Exercise aim >>
Pick each line containing "this" out of the records.

Web page and app entries
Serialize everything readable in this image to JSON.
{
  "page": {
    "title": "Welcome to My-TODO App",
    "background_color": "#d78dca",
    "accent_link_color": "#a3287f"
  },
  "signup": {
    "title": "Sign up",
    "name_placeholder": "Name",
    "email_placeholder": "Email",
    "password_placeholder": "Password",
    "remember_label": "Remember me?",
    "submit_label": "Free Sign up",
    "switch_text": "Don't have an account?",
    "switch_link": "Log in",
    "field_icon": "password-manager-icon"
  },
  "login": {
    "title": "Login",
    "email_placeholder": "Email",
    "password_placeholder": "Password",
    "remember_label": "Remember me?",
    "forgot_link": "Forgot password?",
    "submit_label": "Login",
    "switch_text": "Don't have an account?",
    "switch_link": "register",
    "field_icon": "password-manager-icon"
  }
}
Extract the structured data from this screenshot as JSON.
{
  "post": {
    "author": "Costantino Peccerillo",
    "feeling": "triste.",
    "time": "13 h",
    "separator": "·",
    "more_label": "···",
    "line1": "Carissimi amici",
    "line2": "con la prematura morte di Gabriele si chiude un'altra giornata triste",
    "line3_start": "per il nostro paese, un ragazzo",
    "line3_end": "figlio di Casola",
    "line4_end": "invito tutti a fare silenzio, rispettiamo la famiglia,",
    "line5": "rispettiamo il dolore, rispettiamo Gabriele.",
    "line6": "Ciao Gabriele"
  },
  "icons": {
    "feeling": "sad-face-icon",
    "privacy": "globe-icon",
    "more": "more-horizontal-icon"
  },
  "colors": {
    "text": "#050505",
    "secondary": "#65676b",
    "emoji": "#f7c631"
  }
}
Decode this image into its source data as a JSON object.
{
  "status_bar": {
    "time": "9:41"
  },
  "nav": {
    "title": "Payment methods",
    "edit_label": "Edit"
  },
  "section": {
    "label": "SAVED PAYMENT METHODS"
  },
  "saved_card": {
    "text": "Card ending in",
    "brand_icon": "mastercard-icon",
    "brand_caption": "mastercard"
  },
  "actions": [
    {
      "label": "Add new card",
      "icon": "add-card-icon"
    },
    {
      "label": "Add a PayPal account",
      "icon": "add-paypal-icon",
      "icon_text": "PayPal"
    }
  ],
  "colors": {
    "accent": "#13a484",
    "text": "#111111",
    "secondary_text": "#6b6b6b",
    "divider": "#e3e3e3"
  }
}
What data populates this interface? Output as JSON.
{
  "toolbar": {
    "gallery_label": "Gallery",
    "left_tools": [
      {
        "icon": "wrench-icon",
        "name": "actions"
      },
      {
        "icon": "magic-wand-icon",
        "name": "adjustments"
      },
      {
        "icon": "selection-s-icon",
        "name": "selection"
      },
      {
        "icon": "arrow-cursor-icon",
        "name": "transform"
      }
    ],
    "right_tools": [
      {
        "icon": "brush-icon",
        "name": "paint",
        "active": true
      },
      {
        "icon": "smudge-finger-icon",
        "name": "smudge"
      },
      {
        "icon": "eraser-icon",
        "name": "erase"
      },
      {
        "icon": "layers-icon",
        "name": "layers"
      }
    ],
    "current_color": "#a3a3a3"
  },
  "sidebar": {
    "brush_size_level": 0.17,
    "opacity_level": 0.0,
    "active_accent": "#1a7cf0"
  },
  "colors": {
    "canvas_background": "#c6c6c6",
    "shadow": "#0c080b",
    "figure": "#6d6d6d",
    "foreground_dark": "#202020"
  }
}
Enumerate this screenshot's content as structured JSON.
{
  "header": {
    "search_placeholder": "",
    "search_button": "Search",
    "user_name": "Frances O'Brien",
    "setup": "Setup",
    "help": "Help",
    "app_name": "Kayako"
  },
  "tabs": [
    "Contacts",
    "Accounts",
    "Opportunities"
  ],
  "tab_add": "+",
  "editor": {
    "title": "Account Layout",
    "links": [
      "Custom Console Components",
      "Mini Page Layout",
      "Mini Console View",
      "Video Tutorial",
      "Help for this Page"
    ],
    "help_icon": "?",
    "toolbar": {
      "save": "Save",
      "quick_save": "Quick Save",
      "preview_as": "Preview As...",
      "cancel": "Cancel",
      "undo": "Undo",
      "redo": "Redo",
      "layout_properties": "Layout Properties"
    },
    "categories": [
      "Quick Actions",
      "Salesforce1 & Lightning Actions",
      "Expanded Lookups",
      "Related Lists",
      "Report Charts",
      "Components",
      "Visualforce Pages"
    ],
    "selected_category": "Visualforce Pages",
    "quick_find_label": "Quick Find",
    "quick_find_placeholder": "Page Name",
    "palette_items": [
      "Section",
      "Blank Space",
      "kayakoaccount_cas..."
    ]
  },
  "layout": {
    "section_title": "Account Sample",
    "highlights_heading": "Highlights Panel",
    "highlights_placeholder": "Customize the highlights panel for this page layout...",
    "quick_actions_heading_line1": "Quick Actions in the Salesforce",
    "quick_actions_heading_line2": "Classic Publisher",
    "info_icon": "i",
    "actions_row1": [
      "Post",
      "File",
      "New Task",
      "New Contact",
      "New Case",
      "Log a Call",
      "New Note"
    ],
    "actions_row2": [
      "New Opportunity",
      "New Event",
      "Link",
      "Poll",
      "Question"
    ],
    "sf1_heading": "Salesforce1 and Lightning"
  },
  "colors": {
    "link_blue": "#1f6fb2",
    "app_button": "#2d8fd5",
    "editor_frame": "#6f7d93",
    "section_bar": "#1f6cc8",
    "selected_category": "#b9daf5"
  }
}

Reply >>
Serialize everything readable in this image to JSON.
Extract the structured data from this screenshot as JSON.
Decode this image into its source data as a JSON object.
What data populates this interface? Output as JSON.
Enumerate this screenshot's content as structured JSON.
      "Help for this Page"
    "highlights_placeholder": "Customize the highlights panel for this page layout...",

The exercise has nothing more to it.